The Federal Government Might Help Lower Your Cable Bill

What's Hot

The Most Sinful City in the U.S. Is … (Hint: It’s Not Vegas)Family

How a Mexican Tariff Will Boost the Cost of 6 Common PurchasesFamily

This Free Software Brings Old Laptops Back to LifeMore

How to Protect Yourself From the ‘Can You Hear Me?’ Phone ScamFamily

Report: Walmart to Begin Selling CarsCars

Is Your TV Tracking You? Here’s How to Tell — and Prevent ItAround The House

Trump Scraps FHA Rate Cut — What Does It Mean for You?Borrow

Where to Sell Your Stuff for Top DollarAround The House

11 Staging Tips to Help You Get Top Dollar When Selling Your HomeAround The House
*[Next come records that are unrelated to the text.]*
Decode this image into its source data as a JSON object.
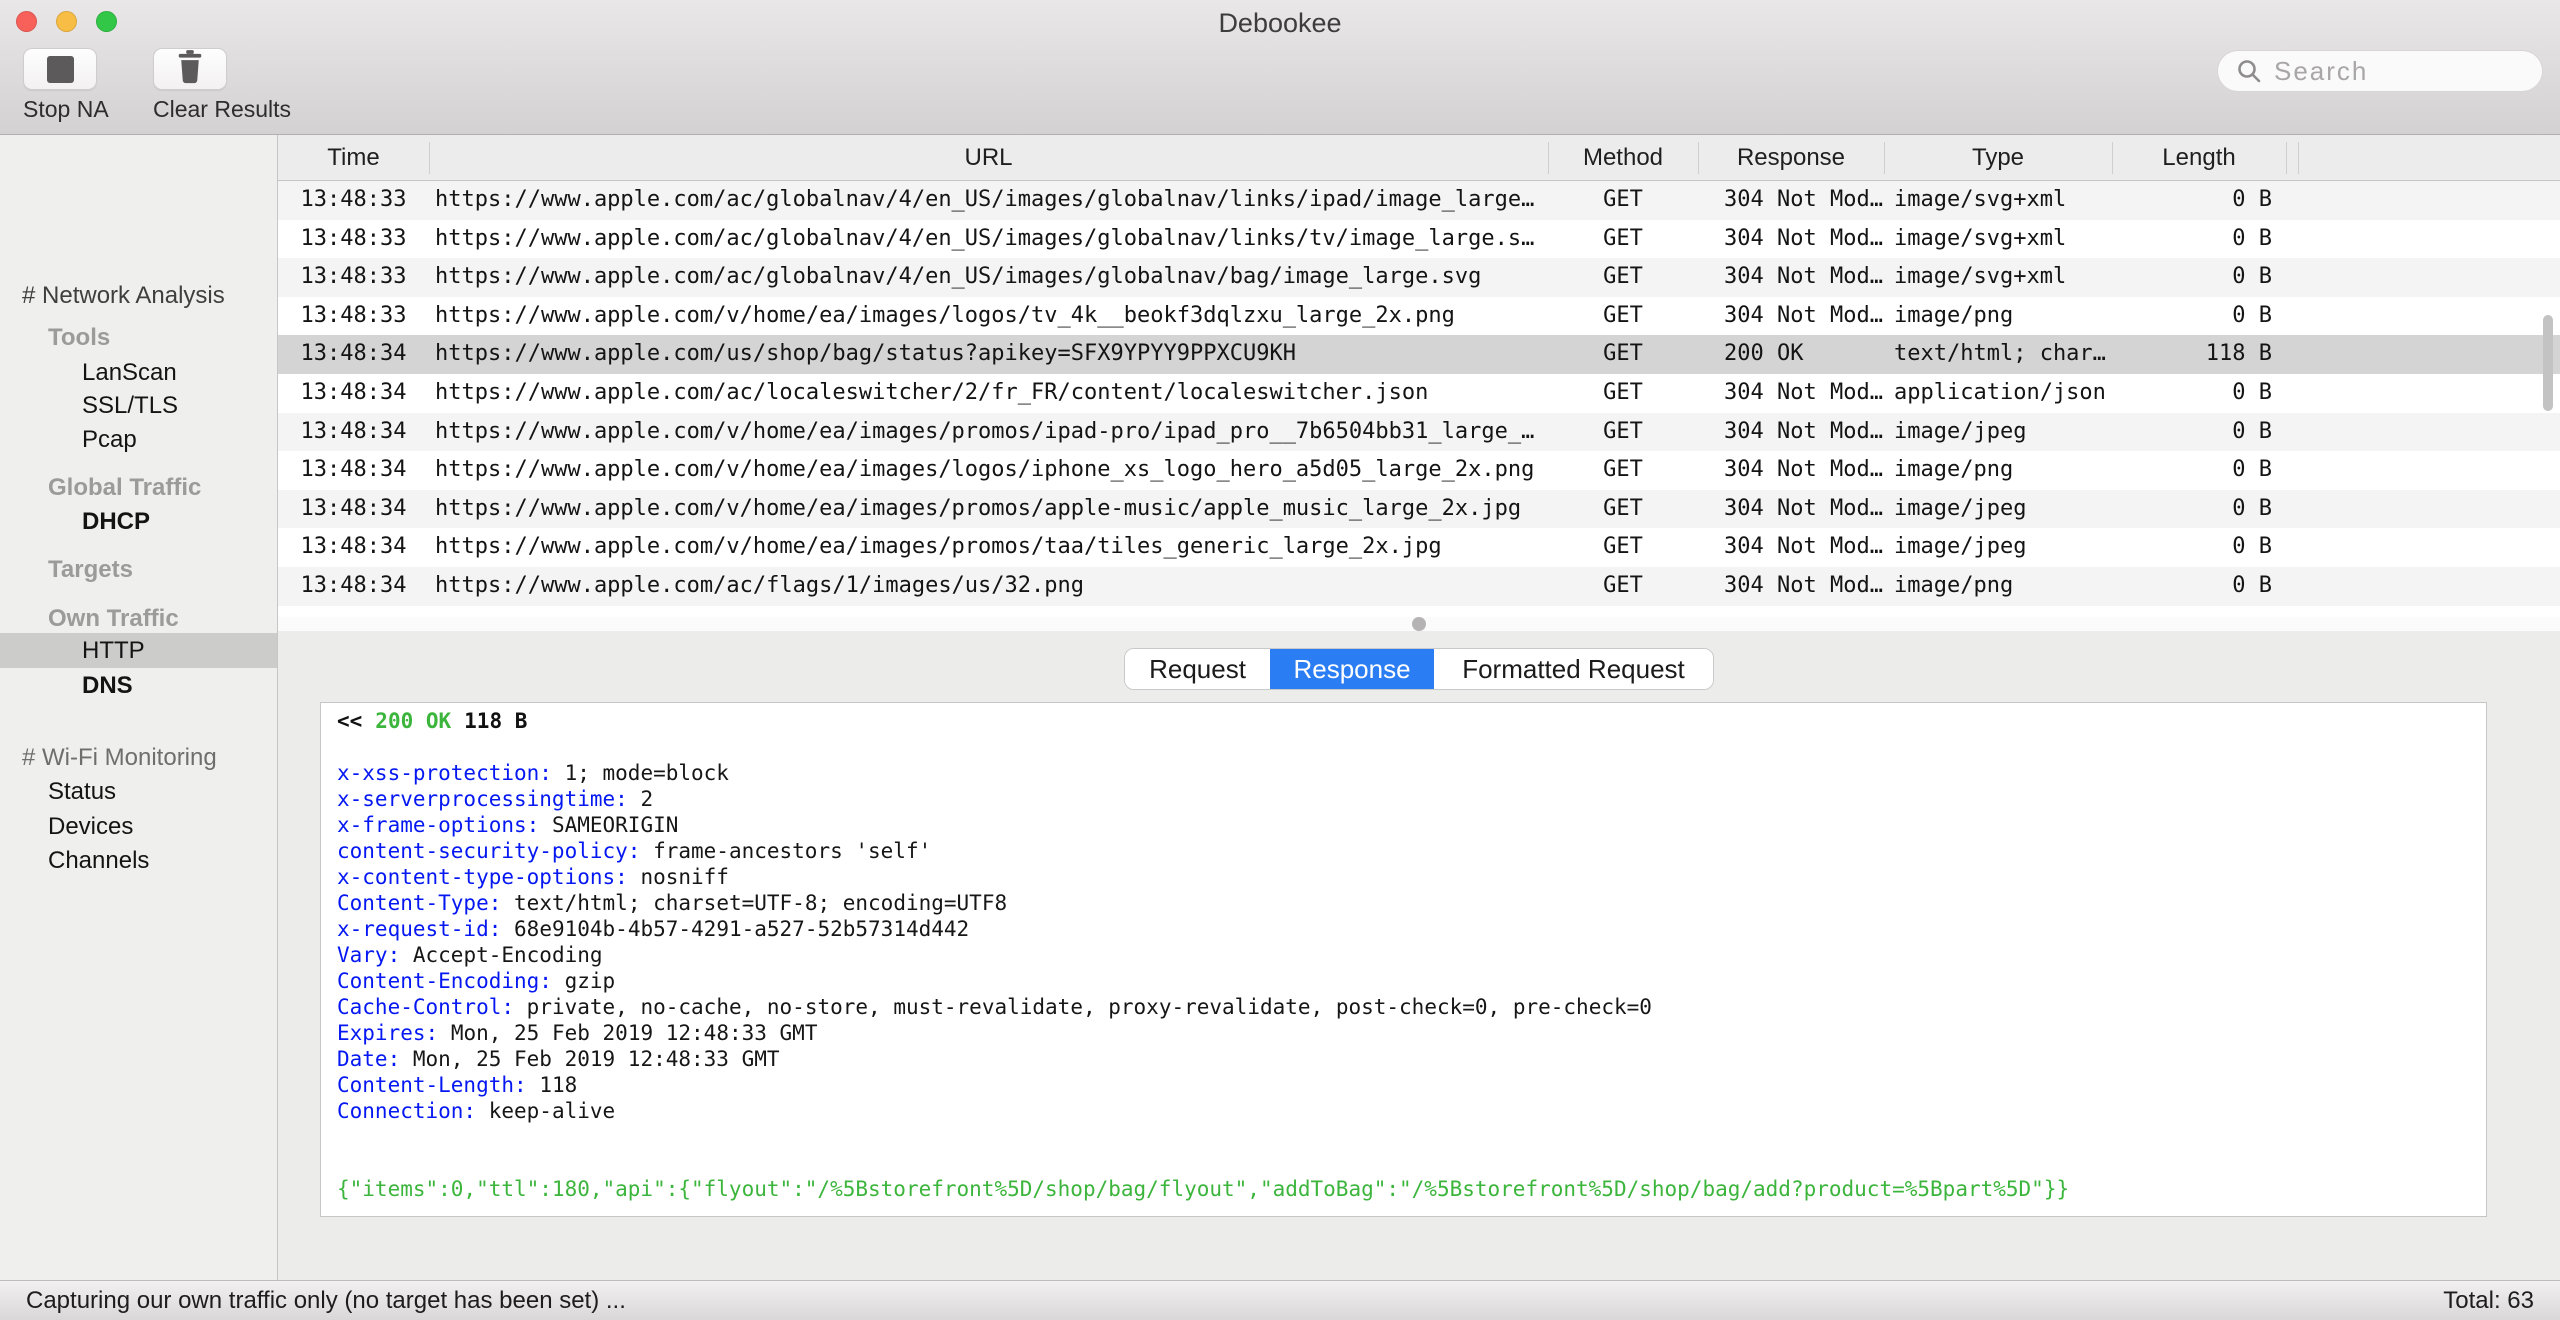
{
  "window": {
    "title": "Debookee"
  },
  "toolbar": {
    "stop_button": "Stop NA",
    "clear_button": "Clear Results",
    "search_placeholder": "Search"
  },
  "icons": {
    "stop_na": "stop-square",
    "clear_results": "trash-can",
    "search": "magnifier",
    "splitter": "drag-dot"
  },
  "colors": {
    "accent_blue": "#2b7df3",
    "status_green": "#3cb53c",
    "header_key_blue": "#0518f2",
    "selected_row": "#d4d4d4"
  },
  "sidebar": {
    "items": [
      {
        "label": "# Network Analysis",
        "type": "header"
      },
      {
        "label": "Tools",
        "type": "group"
      },
      {
        "label": "LanScan",
        "type": "item"
      },
      {
        "label": "SSL/TLS",
        "type": "item"
      },
      {
        "label": "Pcap",
        "type": "item"
      },
      {
        "label": "Global Traffic",
        "type": "group"
      },
      {
        "label": "DHCP",
        "type": "item-bold"
      },
      {
        "label": "Targets",
        "type": "group"
      },
      {
        "label": "Own Traffic",
        "type": "group"
      },
      {
        "label": "HTTP",
        "type": "item",
        "selected": true
      },
      {
        "label": "DNS",
        "type": "item-bold"
      },
      {
        "label": "# Wi-Fi Monitoring",
        "type": "header"
      },
      {
        "label": "Status",
        "type": "item2"
      },
      {
        "label": "Devices",
        "type": "item2"
      },
      {
        "label": "Channels",
        "type": "item2"
      }
    ]
  },
  "table": {
    "columns": [
      "Time",
      "URL",
      "Method",
      "Response",
      "Type",
      "Length"
    ],
    "rows": [
      {
        "time": "13:48:33",
        "url": "https://www.apple.com/ac/globalnav/4/en_US/images/globalnav/links/ipad/image_large…",
        "method": "GET",
        "response": "304 Not Mod…",
        "type": "image/svg+xml",
        "length": "0 B"
      },
      {
        "time": "13:48:33",
        "url": "https://www.apple.com/ac/globalnav/4/en_US/images/globalnav/links/tv/image_large.s…",
        "method": "GET",
        "response": "304 Not Mod…",
        "type": "image/svg+xml",
        "length": "0 B"
      },
      {
        "time": "13:48:33",
        "url": "https://www.apple.com/ac/globalnav/4/en_US/images/globalnav/bag/image_large.svg",
        "method": "GET",
        "response": "304 Not Mod…",
        "type": "image/svg+xml",
        "length": "0 B"
      },
      {
        "time": "13:48:33",
        "url": "https://www.apple.com/v/home/ea/images/logos/tv_4k__beokf3dqlzxu_large_2x.png",
        "method": "GET",
        "response": "304 Not Mod…",
        "type": "image/png",
        "length": "0 B"
      },
      {
        "time": "13:48:34",
        "url": "https://www.apple.com/us/shop/bag/status?apikey=SFX9YPYY9PPXCU9KH",
        "method": "GET",
        "response": "200 OK",
        "type": "text/html; char…",
        "length": "118 B",
        "selected": true
      },
      {
        "time": "13:48:34",
        "url": "https://www.apple.com/ac/localeswitcher/2/fr_FR/content/localeswitcher.json",
        "method": "GET",
        "response": "304 Not Mod…",
        "type": "application/json",
        "length": "0 B"
      },
      {
        "time": "13:48:34",
        "url": "https://www.apple.com/v/home/ea/images/promos/ipad-pro/ipad_pro__7b6504bb31_large_…",
        "method": "GET",
        "response": "304 Not Mod…",
        "type": "image/jpeg",
        "length": "0 B"
      },
      {
        "time": "13:48:34",
        "url": "https://www.apple.com/v/home/ea/images/logos/iphone_xs_logo_hero_a5d05_large_2x.png",
        "method": "GET",
        "response": "304 Not Mod…",
        "type": "image/png",
        "length": "0 B"
      },
      {
        "time": "13:48:34",
        "url": "https://www.apple.com/v/home/ea/images/promos/apple-music/apple_music_large_2x.jpg",
        "method": "GET",
        "response": "304 Not Mod…",
        "type": "image/jpeg",
        "length": "0 B"
      },
      {
        "time": "13:48:34",
        "url": "https://www.apple.com/v/home/ea/images/promos/taa/tiles_generic_large_2x.jpg",
        "method": "GET",
        "response": "304 Not Mod…",
        "type": "image/jpeg",
        "length": "0 B"
      },
      {
        "time": "13:48:34",
        "url": "https://www.apple.com/ac/flags/1/images/us/32.png",
        "method": "GET",
        "response": "304 Not Mod…",
        "type": "image/png",
        "length": "0 B"
      }
    ]
  },
  "tabs": {
    "items": [
      "Request",
      "Response",
      "Formatted Request"
    ],
    "selected": "Response"
  },
  "response_view": {
    "status_prefix": "<<",
    "status_code": "200 OK",
    "status_size": "118 B",
    "headers": [
      {
        "key": "x-xss-protection:",
        "value": "1; mode=block"
      },
      {
        "key": "x-serverprocessingtime:",
        "value": "2"
      },
      {
        "key": "x-frame-options:",
        "value": "SAMEORIGIN"
      },
      {
        "key": "content-security-policy:",
        "value": "frame-ancestors 'self'"
      },
      {
        "key": "x-content-type-options:",
        "value": "nosniff"
      },
      {
        "key": "Content-Type:",
        "value": "text/html; charset=UTF-8; encoding=UTF8"
      },
      {
        "key": "x-request-id:",
        "value": "68e9104b-4b57-4291-a527-52b57314d442"
      },
      {
        "key": "Vary:",
        "value": "Accept-Encoding"
      },
      {
        "key": "Content-Encoding:",
        "value": "gzip"
      },
      {
        "key": "Cache-Control:",
        "value": "private, no-cache, no-store, must-revalidate, proxy-revalidate, post-check=0, pre-check=0"
      },
      {
        "key": "Expires:",
        "value": "Mon, 25 Feb 2019 12:48:33 GMT"
      },
      {
        "key": "Date:",
        "value": "Mon, 25 Feb 2019 12:48:33 GMT"
      },
      {
        "key": "Content-Length:",
        "value": "118"
      },
      {
        "key": "Connection:",
        "value": "keep-alive"
      }
    ],
    "body": "{\"items\":0,\"ttl\":180,\"api\":{\"flyout\":\"/%5Bstorefront%5D/shop/bag/flyout\",\"addToBag\":\"/%5Bstorefront%5D/shop/bag/add?product=%5Bpart%5D\"}}"
  },
  "statusbar": {
    "left": "Capturing our own traffic only (no target has been set) ...",
    "right": "Total: 63"
  }
}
8 Tuition-Free U.S. CollegesCollege

10 Overlooked Expenses That Ruin Your BudgetFamily

4 Car Insurers That Might Raise Rates Even When the Accident Wasn’t Your FaultCars

How to Invest If Trump Kills the ‘Fiduciary Rule’Grow
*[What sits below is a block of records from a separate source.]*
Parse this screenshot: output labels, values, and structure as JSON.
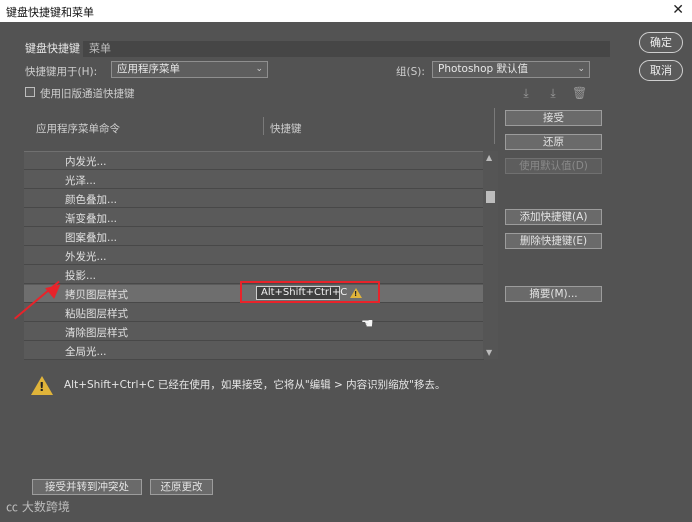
{
  "window": {
    "title": "键盘快捷键和菜单",
    "close": "✕"
  },
  "dialog_buttons": {
    "ok": "确定",
    "cancel": "取消"
  },
  "tabs": [
    {
      "label": "键盘快捷键",
      "active": true
    },
    {
      "label": "菜单",
      "active": false
    }
  ],
  "shortcuts_for": {
    "label": "快捷键用于(H):",
    "value": "应用程序菜单"
  },
  "set": {
    "label": "组(S):",
    "value": "Photoshop 默认值"
  },
  "legacy_checkbox": {
    "label": "使用旧版通道快捷键",
    "checked": false
  },
  "toolbar_icons": [
    "save-set-icon",
    "new-set-icon",
    "delete-set-icon"
  ],
  "columns": {
    "command": "应用程序菜单命令",
    "shortcut": "快捷键"
  },
  "rows": [
    {
      "command": "内发光...",
      "shortcut": ""
    },
    {
      "command": "光泽...",
      "shortcut": ""
    },
    {
      "command": "颜色叠加...",
      "shortcut": ""
    },
    {
      "command": "渐变叠加...",
      "shortcut": ""
    },
    {
      "command": "图案叠加...",
      "shortcut": ""
    },
    {
      "command": "外发光...",
      "shortcut": ""
    },
    {
      "command": "投影...",
      "shortcut": ""
    },
    {
      "command": "拷贝图层样式",
      "shortcut": "Alt+Shift+Ctrl+C",
      "selected": true
    },
    {
      "command": "粘贴图层样式",
      "shortcut": ""
    },
    {
      "command": "清除图层样式",
      "shortcut": ""
    },
    {
      "command": "全局光...",
      "shortcut": ""
    }
  ],
  "side_buttons": {
    "accept": "接受",
    "undo": "还原",
    "use_default": "使用默认值(D)",
    "add_shortcut": "添加快捷键(A)",
    "delete_shortcut": "删除快捷键(E)",
    "summarize": "摘要(M)..."
  },
  "warning_message": "Alt+Shift+Ctrl+C 已经在使用，如果接受，它将从\"编辑 > 内容识别缩放\"移去。",
  "bottom_buttons": {
    "accept_goto_conflict": "接受并转到冲突处",
    "undo_changes": "还原更改"
  },
  "watermark": "大数跨境",
  "colors": {
    "dialog_bg": "#535353",
    "highlight_red": "#e8232a",
    "warning_yellow": "#e0b43a"
  }
}
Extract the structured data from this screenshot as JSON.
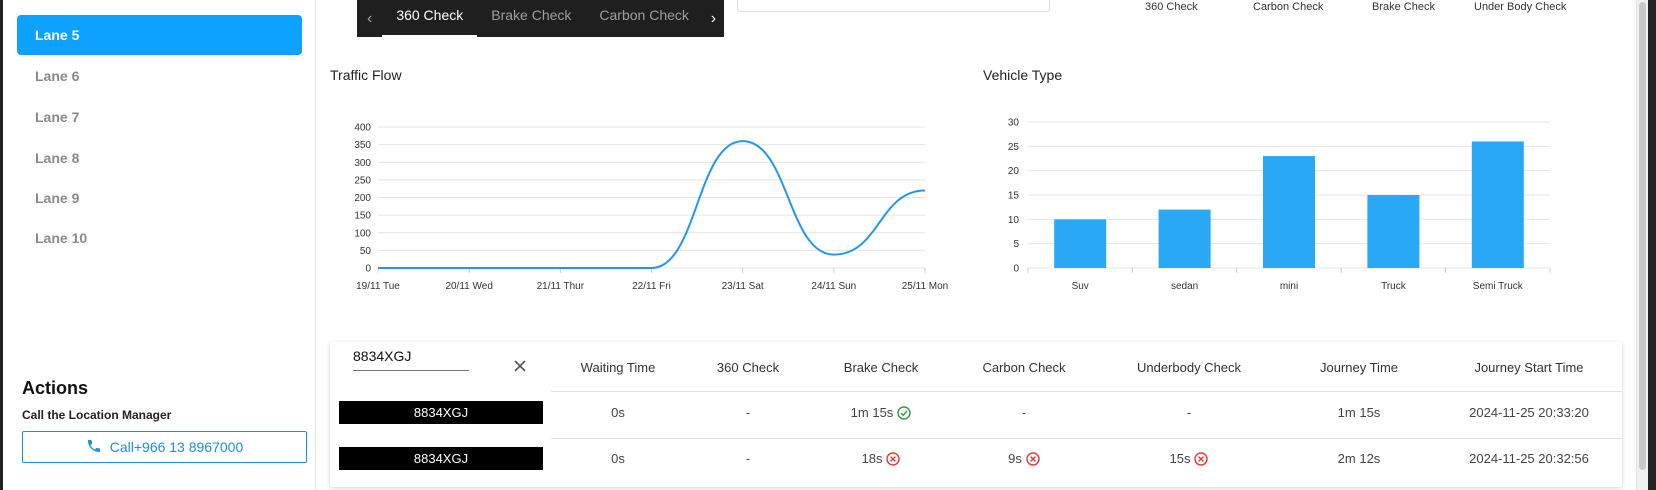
{
  "sidebar": {
    "lanes": [
      {
        "label": "Lane 5",
        "active": true
      },
      {
        "label": "Lane 6",
        "active": false
      },
      {
        "label": "Lane 7",
        "active": false
      },
      {
        "label": "Lane 8",
        "active": false
      },
      {
        "label": "Lane 9",
        "active": false
      },
      {
        "label": "Lane 10",
        "active": false
      }
    ],
    "actions_title": "Actions",
    "actions_subtitle": "Call the Location Manager",
    "call_button": "Call+966 13 8967000"
  },
  "tabs": [
    {
      "label": "360 Check",
      "active": true
    },
    {
      "label": "Brake Check",
      "active": false
    },
    {
      "label": "Carbon Check",
      "active": false
    }
  ],
  "top_legend": [
    "360 Check",
    "Carbon Check",
    "Brake Check",
    "Under Body Check"
  ],
  "traffic_chart": {
    "title": "Traffic Flow",
    "chart_data": {
      "type": "line",
      "x": [
        "19/11 Tue",
        "20/11 Wed",
        "21/11 Thur",
        "22/11 Fri",
        "23/11 Sat",
        "24/11 Sun",
        "25/11 Mon"
      ],
      "values": [
        0,
        0,
        0,
        0,
        360,
        38,
        220
      ],
      "yticks": [
        0,
        50,
        100,
        150,
        200,
        250,
        300,
        350,
        400
      ],
      "ylim": [
        0,
        400
      ],
      "grid": true,
      "color": "#2196f3"
    }
  },
  "vehicle_chart": {
    "title": "Vehicle Type",
    "chart_data": {
      "type": "bar",
      "categories": [
        "Suv",
        "sedan",
        "mini",
        "Truck",
        "Semi Truck"
      ],
      "values": [
        10,
        12,
        23,
        15,
        26
      ],
      "yticks": [
        0,
        5,
        10,
        15,
        20,
        25,
        30
      ],
      "ylim": [
        0,
        30
      ],
      "grid": true,
      "color": "#29a8f5"
    }
  },
  "table": {
    "search_value": "8834XGJ",
    "headers": [
      "Waiting Time",
      "360 Check",
      "Brake Check",
      "Carbon Check",
      "Underbody Check",
      "Journey Time",
      "Journey Start Time"
    ],
    "rows": [
      {
        "plate": "8834XGJ",
        "waiting": "0s",
        "c360": "-",
        "brake": "1m 15s",
        "brake_status": "ok",
        "carbon": "-",
        "carbon_status": "",
        "underbody": "-",
        "underbody_status": "",
        "journey": "1m 15s",
        "start": "2024-11-25 20:33:20"
      },
      {
        "plate": "8834XGJ",
        "waiting": "0s",
        "c360": "-",
        "brake": "18s",
        "brake_status": "fail",
        "carbon": "9s",
        "carbon_status": "fail",
        "underbody": "15s",
        "underbody_status": "fail",
        "journey": "2m 12s",
        "start": "2024-11-25 20:32:56"
      }
    ]
  },
  "colors": {
    "accent": "#0da2ff",
    "ok": "#2e9e3e",
    "fail": "#e53935",
    "line": "#2196f3",
    "bar": "#29a8f5"
  }
}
20 Simple Hacks to Make Your Stuff Last LongerAround The House

12 Surprising Ways to Wreck Your Credit ScoreBorrow

The FCC has taken a big step toward increasing options for pay-TV customers who rent set-top boxes.
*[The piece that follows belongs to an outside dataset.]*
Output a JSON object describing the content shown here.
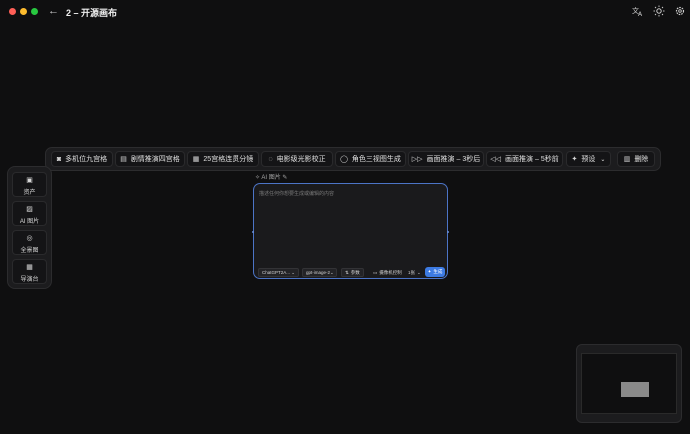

The federal government has taken a big step toward increasing options for pay-TV customers who rent set-top boxes.

The U.S. Federal Communications Commission voted 3-2 Thursday to approve an “unlock the box” proposal to establish rules that would pave the way for alternatives to renting set-top boxes from cable or satellite TV providers.

The move is intended to spur innovative devices and software “to compete with the set-top boxes that a majority of consumers lease from pay-TV providers today,” the FCC explains in a news release issued Thursday. “Lack of competition has meant few choices and high prices for consumers.”

For example, pay-TV subscribers with alternative devices like Apple TV or TiVo might be able to choose to access pay-TV signals via those alternative devices instead of via a rented set-top box.

According to the FCC:

  • 99 percent of pay-TV subscribers have limited choices and lease set-top boxes from their cable or satellite providers.
  • The average American household pays $231 per year in set-top box rental fees.
  • American consumers collectively spend $20 billion per year to lease set-top boxes.
  • Since 1994, the cost of set-top boxes has increased by 185 percent, while the cost of computers, TVs and mobile phones has decreased by 90 percent.

FCC Chairman Tom Wheeler says in a Bloomberg Business report:

“Consumers deserve a break and a choice. The issue is whether you are forced to rent that box every month, after month, after month.”

Thursday’s vote kicks off a months-long period during which the FCC will take public comments on setting standards for competing devices and software, Bloomberg reports.

Pay-TV providers are already speaking out against the FCC’s vote, however.

A Comcast blog post published Thursday, for example, describes the FCC’s proposal as “an unbalanced notice seemingly predestined to lead to a new, anti-consumer government technology mandate on video set-top boxes.”

What’s your take? Do you consider the FCC’s proposal pro- or anti-consumer? Share your thoughts with us by commenting below or on our Facebook page.

Stacy Johnson

It's not the usual blah, blah, blah

I know... every site you visit wants you to subscribe to their newsletter. But our news and advice is actually worth reading! For 25 years, I've been making people richer without making their eyes glaze over. You'll be glad you did. I guarantee it!


Read Next: 7 Sly Ways to Save Money at Target

Check Out Our Hottest Deals!

We're always adding new deals and coupons that'll save you big bucks. See the deals to the right and hundreds more in our Deals section.

Click here to explore 1,852 more deals!